Two of the UK’s best known entrepreneurs and businessmen have entered the fray regarding loans to small businesses and the apparent unwillingness of banks to lend to them.
Gordon Brown has appointed a panel to ensure that banks deal fairly with entrepreneurs. Lord Sugar, the Government’s Enterprise ‘Tsar’, is the most well known and head of the panel. He is accompanied by John Wright, the outgoing chairman of the Federation of Small Businesses and Mike Fairey the former deputy chief executive of Lloyds TSB.
Lord sugar’s appointment has come as a bit of a shock to many given his earlier lambasting of failed loan applicants. He branded them ‘moaners’ and said that banks were, in his experience, doing a thoroughly professional job. So if banks weren’t lending to them it was because the businesses should be talking to an insolvency practitioner, not a lender. He said that many small business owners were living in ‘Disney World’ if they thought the banks and government should write them blank cheques just because they thought they had a good idea.

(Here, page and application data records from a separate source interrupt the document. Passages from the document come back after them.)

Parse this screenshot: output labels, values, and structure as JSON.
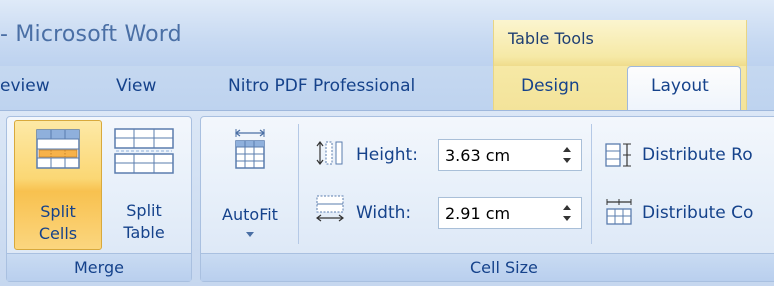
{
  "window": {
    "app_title": "- Microsoft Word"
  },
  "contextual": {
    "label": "Table Tools"
  },
  "tabs": [
    {
      "label": "eview"
    },
    {
      "label": "View"
    },
    {
      "label": "Nitro PDF Professional"
    },
    {
      "label": "Design"
    },
    {
      "label": "Layout",
      "selected": true
    }
  ],
  "merge_group": {
    "label": "Merge",
    "split_cells": {
      "line1": "Split",
      "line2": "Cells",
      "active": true
    },
    "split_table": {
      "line1": "Split",
      "line2": "Table"
    }
  },
  "cell_size_group": {
    "label": "Cell Size",
    "autofit": {
      "label": "AutoFit"
    },
    "height": {
      "label": "Height:",
      "value": "3.63 cm"
    },
    "width": {
      "label": "Width:",
      "value": "2.91 cm"
    },
    "distribute_rows": {
      "label": "Distribute Ro"
    },
    "distribute_columns": {
      "label": "Distribute Co"
    }
  },
  "colors": {
    "accent_text": "#15428b",
    "contextual_tab": "#f6e9a6",
    "active_button": "#fbd774"
  }
}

Philip Hammond, Shadow Chief Secretary to the Treasury said: “Only Labour could announce on April Fool’s day that it had appointed the man who called credit-starved small businesses "moaners" who lived in "Disney World" to be the adjudicator on their applications for bank loans. No wonder no-one believes Lord Mandelson’s claims to be the champion of small business when Labour would rather tax jobs and the recovery than cut government waste.”

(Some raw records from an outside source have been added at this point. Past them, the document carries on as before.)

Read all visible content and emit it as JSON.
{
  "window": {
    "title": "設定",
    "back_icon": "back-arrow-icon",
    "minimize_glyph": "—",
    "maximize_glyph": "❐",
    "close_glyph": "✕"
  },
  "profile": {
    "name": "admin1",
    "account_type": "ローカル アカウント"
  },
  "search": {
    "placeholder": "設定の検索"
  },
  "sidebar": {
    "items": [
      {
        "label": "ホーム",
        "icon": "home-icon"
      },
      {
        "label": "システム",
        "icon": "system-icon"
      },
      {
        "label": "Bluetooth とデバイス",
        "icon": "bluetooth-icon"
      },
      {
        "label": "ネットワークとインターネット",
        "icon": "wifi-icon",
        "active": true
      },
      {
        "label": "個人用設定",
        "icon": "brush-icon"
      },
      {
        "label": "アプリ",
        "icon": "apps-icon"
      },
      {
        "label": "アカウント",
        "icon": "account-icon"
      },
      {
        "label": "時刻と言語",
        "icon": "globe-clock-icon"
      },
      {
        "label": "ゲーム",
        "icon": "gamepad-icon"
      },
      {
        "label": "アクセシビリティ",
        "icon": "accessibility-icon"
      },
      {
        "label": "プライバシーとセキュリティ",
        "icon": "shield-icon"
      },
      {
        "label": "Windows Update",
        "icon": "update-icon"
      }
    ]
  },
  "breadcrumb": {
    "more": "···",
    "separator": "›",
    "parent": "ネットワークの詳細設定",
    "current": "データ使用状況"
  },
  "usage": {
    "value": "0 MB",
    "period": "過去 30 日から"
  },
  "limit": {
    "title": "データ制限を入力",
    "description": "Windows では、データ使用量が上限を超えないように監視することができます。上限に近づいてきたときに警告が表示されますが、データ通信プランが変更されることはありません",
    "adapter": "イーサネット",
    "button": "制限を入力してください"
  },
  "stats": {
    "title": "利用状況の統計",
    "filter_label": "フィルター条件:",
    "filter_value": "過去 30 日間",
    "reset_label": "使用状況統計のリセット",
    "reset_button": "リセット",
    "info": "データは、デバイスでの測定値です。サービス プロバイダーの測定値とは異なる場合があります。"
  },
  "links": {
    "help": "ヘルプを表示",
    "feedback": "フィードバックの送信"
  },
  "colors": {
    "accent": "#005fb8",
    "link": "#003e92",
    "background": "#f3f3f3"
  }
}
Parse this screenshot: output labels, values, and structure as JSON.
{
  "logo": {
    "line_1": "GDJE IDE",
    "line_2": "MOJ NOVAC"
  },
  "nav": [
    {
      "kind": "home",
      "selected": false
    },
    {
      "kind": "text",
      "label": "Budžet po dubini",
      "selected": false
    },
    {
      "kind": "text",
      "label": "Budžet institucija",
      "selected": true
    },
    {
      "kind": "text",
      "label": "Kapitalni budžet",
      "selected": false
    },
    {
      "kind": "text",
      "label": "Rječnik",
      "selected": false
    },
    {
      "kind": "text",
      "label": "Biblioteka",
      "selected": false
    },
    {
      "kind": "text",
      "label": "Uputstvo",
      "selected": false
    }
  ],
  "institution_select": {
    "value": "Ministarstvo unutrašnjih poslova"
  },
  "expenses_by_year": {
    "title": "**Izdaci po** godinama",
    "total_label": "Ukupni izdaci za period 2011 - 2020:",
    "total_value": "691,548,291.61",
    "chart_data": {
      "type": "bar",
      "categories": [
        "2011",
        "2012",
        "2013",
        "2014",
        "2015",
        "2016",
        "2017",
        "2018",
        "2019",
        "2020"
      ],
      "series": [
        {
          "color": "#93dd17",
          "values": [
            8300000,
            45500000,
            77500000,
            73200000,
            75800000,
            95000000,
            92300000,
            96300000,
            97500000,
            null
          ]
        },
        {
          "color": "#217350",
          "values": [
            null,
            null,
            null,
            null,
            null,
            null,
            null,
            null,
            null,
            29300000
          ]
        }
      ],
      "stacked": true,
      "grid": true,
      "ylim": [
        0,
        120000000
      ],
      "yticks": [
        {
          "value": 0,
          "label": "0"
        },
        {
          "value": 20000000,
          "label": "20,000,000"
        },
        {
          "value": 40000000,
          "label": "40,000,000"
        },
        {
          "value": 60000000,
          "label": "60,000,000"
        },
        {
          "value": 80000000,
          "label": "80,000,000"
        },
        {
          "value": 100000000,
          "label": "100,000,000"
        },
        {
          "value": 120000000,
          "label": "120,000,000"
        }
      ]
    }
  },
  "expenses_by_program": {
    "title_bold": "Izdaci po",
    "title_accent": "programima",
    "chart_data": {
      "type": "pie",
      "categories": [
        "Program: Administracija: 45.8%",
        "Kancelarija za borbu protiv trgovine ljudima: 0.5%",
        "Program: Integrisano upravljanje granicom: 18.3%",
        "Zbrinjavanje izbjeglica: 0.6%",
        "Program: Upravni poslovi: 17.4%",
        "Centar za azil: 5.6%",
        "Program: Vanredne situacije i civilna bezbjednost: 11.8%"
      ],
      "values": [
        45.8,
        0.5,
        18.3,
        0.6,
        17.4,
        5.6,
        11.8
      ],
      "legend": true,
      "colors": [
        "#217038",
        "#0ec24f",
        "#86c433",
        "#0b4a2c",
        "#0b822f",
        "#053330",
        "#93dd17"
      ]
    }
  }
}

Many small business owners will be asking whether Lord Sugar has the right outlook and mentality for the allotted task.
Sur Stelios on the other hand is looking at this problem from the other perspective. He was recently rejected for a mortgage on his Â£5.2 million commercial property so he could raise money for his next project. He eventually had to use his shares in his budget airline easyJet to raise the Â£17.5 million in cash he needed to buy 80 Old Street and convert it into an easyHotel.
Sir Stelios found himself in the ‘Catch 22’ situation of the banks not being willing to loan the money for the project as he needed planning permission, but planning permission could only be granted once he’d bought the property.

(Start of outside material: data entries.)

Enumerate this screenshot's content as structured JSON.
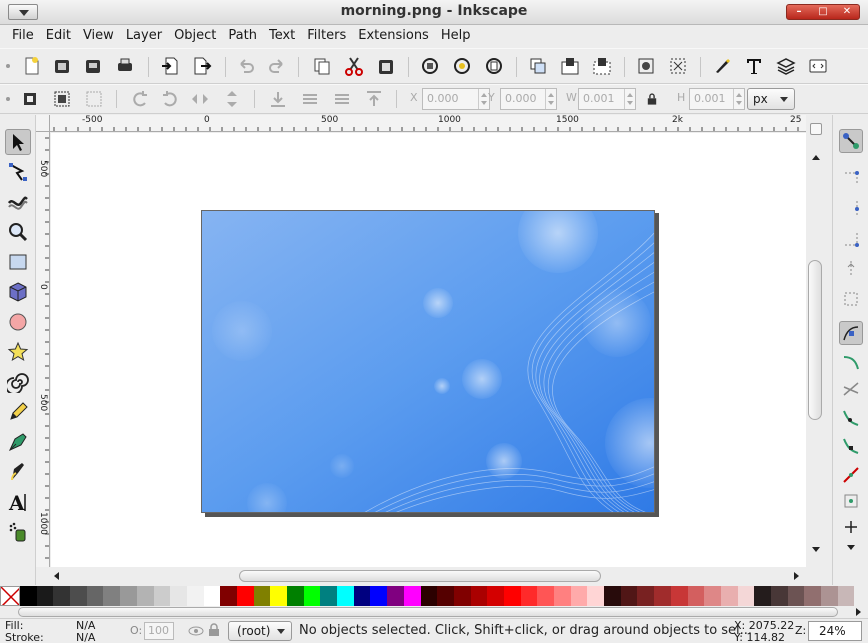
{
  "window": {
    "title": "morning.png - Inkscape",
    "controls": [
      "–",
      "□",
      "✕"
    ]
  },
  "menu": [
    "File",
    "Edit",
    "View",
    "Layer",
    "Object",
    "Path",
    "Text",
    "Filters",
    "Extensions",
    "Help"
  ],
  "command_bar": {
    "icons": [
      "new-document-icon",
      "open-icon",
      "save-icon",
      "print-icon",
      "import-icon",
      "export-icon",
      "undo-icon",
      "redo-icon",
      "copy-icon",
      "cut-icon",
      "paste-icon",
      "zoom-selection-icon",
      "zoom-drawing-icon",
      "zoom-page-icon",
      "duplicate-icon",
      "group-icon",
      "ungroup-icon",
      "fill-stroke-icon",
      "align-icon",
      "xml-editor-icon",
      "text-font-icon",
      "layers-icon",
      "preferences-icon"
    ]
  },
  "controls_bar": {
    "x_label": "X",
    "x_value": "0.000",
    "y_label": "Y",
    "y_value": "0.000",
    "w_label": "W",
    "w_value": "0.001",
    "h_label": "H",
    "h_value": "0.001",
    "unit": "px"
  },
  "rulers": {
    "horizontal": [
      "-500",
      "0",
      "500",
      "1000",
      "1500",
      "2k",
      "25"
    ],
    "vertical": [
      "500",
      "0",
      "500",
      "1000"
    ]
  },
  "tools": [
    "selector-tool",
    "node-tool",
    "tweak-tool",
    "zoom-tool",
    "rectangle-tool",
    "3dbox-tool",
    "ellipse-tool",
    "star-tool",
    "spiral-tool",
    "pencil-tool",
    "pen-tool",
    "calligraphy-tool",
    "text-tool",
    "spray-tool"
  ],
  "palette": {
    "colors": [
      "#000000",
      "#1a1a1a",
      "#333333",
      "#4d4d4d",
      "#666666",
      "#808080",
      "#999999",
      "#b3b3b3",
      "#cccccc",
      "#e6e6e6",
      "#f2f2f2",
      "#ffffff",
      "#800000",
      "#ff0000",
      "#808000",
      "#ffff00",
      "#008000",
      "#00ff00",
      "#008080",
      "#00ffff",
      "#000080",
      "#0000ff",
      "#800080",
      "#ff00ff",
      "#2b0000",
      "#550000",
      "#800000",
      "#aa0000",
      "#d40000",
      "#ff0000",
      "#ff2a2a",
      "#ff5555",
      "#ff8080",
      "#ffaaaa",
      "#ffd5d5",
      "#280b0b",
      "#501616",
      "#782121",
      "#a02c2c",
      "#c83737",
      "#d35f5f",
      "#de8787",
      "#e9afaf",
      "#f4d7d7",
      "#241c1c",
      "#483737",
      "#6c5353",
      "#916f6f",
      "#ac9393",
      "#c8b7b7"
    ]
  },
  "status": {
    "fill_label": "Fill:",
    "fill_value": "N/A",
    "stroke_label": "Stroke:",
    "stroke_value": "N/A",
    "opacity_label": "O:",
    "opacity_value": "100",
    "layer": "(root)",
    "message": "No objects selected. Click, Shift+click, or drag around objects to sel...",
    "x_coord": "X: 2075.22",
    "y_coord": "Y:  114.82",
    "zoom_label": "Z:",
    "zoom_value": "24%"
  }
}
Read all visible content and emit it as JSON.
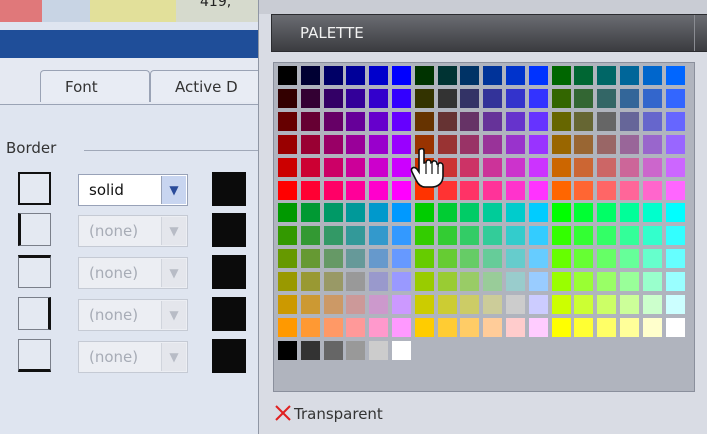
{
  "left": {
    "swatches": [
      "#e0787a",
      "#c8d4e4",
      "#e2e09a",
      "#d6dacd"
    ],
    "top_number": "419,",
    "tabs": [
      "Font",
      "Active D"
    ],
    "border_label": "Border",
    "style_rows": [
      {
        "value": "solid",
        "enabled": true
      },
      {
        "value": "(none)",
        "enabled": false
      },
      {
        "value": "(none)",
        "enabled": false
      },
      {
        "value": "(none)",
        "enabled": false
      },
      {
        "value": "(none)",
        "enabled": false
      }
    ]
  },
  "palette": {
    "title": "PALETTE",
    "transparent_label": "Transparent",
    "grid_rows": [
      [
        "#000000",
        "#000033",
        "#000066",
        "#000099",
        "#0000CC",
        "#0000FF",
        "#003300",
        "#003333",
        "#003366",
        "#003399",
        "#0033CC",
        "#0033FF",
        "#006600",
        "#006633",
        "#006666",
        "#006699",
        "#0066CC",
        "#0066FF"
      ],
      [
        "#330000",
        "#330033",
        "#330066",
        "#330099",
        "#3300CC",
        "#3300FF",
        "#333300",
        "#333333",
        "#333366",
        "#333399",
        "#3333CC",
        "#3333FF",
        "#336600",
        "#336633",
        "#336666",
        "#336699",
        "#3366CC",
        "#3366FF"
      ],
      [
        "#660000",
        "#660033",
        "#660066",
        "#660099",
        "#6600CC",
        "#6600FF",
        "#663300",
        "#663333",
        "#663366",
        "#663399",
        "#6633CC",
        "#6633FF",
        "#666600",
        "#666633",
        "#666666",
        "#666699",
        "#6666CC",
        "#6666FF"
      ],
      [
        "#990000",
        "#990033",
        "#990066",
        "#990099",
        "#9900CC",
        "#9900FF",
        "#993300",
        "#993333",
        "#993366",
        "#993399",
        "#9933CC",
        "#9933FF",
        "#996600",
        "#996633",
        "#996666",
        "#996699",
        "#9966CC",
        "#9966FF"
      ],
      [
        "#CC0000",
        "#CC0033",
        "#CC0066",
        "#CC0099",
        "#CC00CC",
        "#CC00FF",
        "#CC3300",
        "#CC3333",
        "#CC3366",
        "#CC3399",
        "#CC33CC",
        "#CC33FF",
        "#CC6600",
        "#CC6633",
        "#CC6666",
        "#CC6699",
        "#CC66CC",
        "#CC66FF"
      ],
      [
        "#FF0000",
        "#FF0033",
        "#FF0066",
        "#FF0099",
        "#FF00CC",
        "#FF00FF",
        "#FF3300",
        "#FF3333",
        "#FF3366",
        "#FF3399",
        "#FF33CC",
        "#FF33FF",
        "#FF6600",
        "#FF6633",
        "#FF6666",
        "#FF6699",
        "#FF66CC",
        "#FF66FF"
      ],
      [
        "#009900",
        "#009933",
        "#009966",
        "#009999",
        "#0099CC",
        "#0099FF",
        "#00CC00",
        "#00CC33",
        "#00CC66",
        "#00CC99",
        "#00CCCC",
        "#00CCFF",
        "#00FF00",
        "#00FF33",
        "#00FF66",
        "#00FF99",
        "#00FFCC",
        "#00FFFF"
      ],
      [
        "#339900",
        "#339933",
        "#339966",
        "#339999",
        "#3399CC",
        "#3399FF",
        "#33CC00",
        "#33CC33",
        "#33CC66",
        "#33CC99",
        "#33CCCC",
        "#33CCFF",
        "#33FF00",
        "#33FF33",
        "#33FF66",
        "#33FF99",
        "#33FFCC",
        "#33FFFF"
      ],
      [
        "#669900",
        "#669933",
        "#669966",
        "#669999",
        "#6699CC",
        "#6699FF",
        "#66CC00",
        "#66CC33",
        "#66CC66",
        "#66CC99",
        "#66CCCC",
        "#66CCFF",
        "#66FF00",
        "#66FF33",
        "#66FF66",
        "#66FF99",
        "#66FFCC",
        "#66FFFF"
      ],
      [
        "#999900",
        "#999933",
        "#999966",
        "#999999",
        "#9999CC",
        "#9999FF",
        "#99CC00",
        "#99CC33",
        "#99CC66",
        "#99CC99",
        "#99CCCC",
        "#99CCFF",
        "#99FF00",
        "#99FF33",
        "#99FF66",
        "#99FF99",
        "#99FFCC",
        "#99FFFF"
      ],
      [
        "#CC9900",
        "#CC9933",
        "#CC9966",
        "#CC9999",
        "#CC99CC",
        "#CC99FF",
        "#CCCC00",
        "#CCCC33",
        "#CCCC66",
        "#CCCC99",
        "#CCCCCC",
        "#CCCCFF",
        "#CCFF00",
        "#CCFF33",
        "#CCFF66",
        "#CCFF99",
        "#CCFFCC",
        "#CCFFFF"
      ],
      [
        "#FF9900",
        "#FF9933",
        "#FF9966",
        "#FF9999",
        "#FF99CC",
        "#FF99FF",
        "#FFCC00",
        "#FFCC33",
        "#FFCC66",
        "#FFCC99",
        "#FFCCCC",
        "#FFCCFF",
        "#FFFF00",
        "#FFFF33",
        "#FFFF66",
        "#FFFF99",
        "#FFFFCC",
        "#FFFFFF"
      ]
    ],
    "gray_row": [
      "#000000",
      "#333333",
      "#666666",
      "#999999",
      "#CCCCCC",
      "#FFFFFF"
    ]
  },
  "icons": {
    "transparent_icon": "red-x-icon",
    "cursor_icon": "hand-pointer-icon"
  }
}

This is Sir Stelios’s third property acquisition over the last year. In the past he has shunned physical assets but now believes them so underpriced that he sees them currently as good investments.
Sir Stelios said: “I found it impossible to raise financing, so I had to buy the property with cash. The banks are supposed to be helping small businesses by lending more, but they are only paying lip service to that. The banks have got to become more sensible because they are preventing people like me from creating new jobs.”
How short our memories are. Just a year ago the banks were being castigated for causing this credit crunch because of their lackadaisical lending practices. It was all their fault for being too free and easy with credit went the mantra. Now when the banks go over everything with a fine toothed comb and turn people down we moan they are being too tight.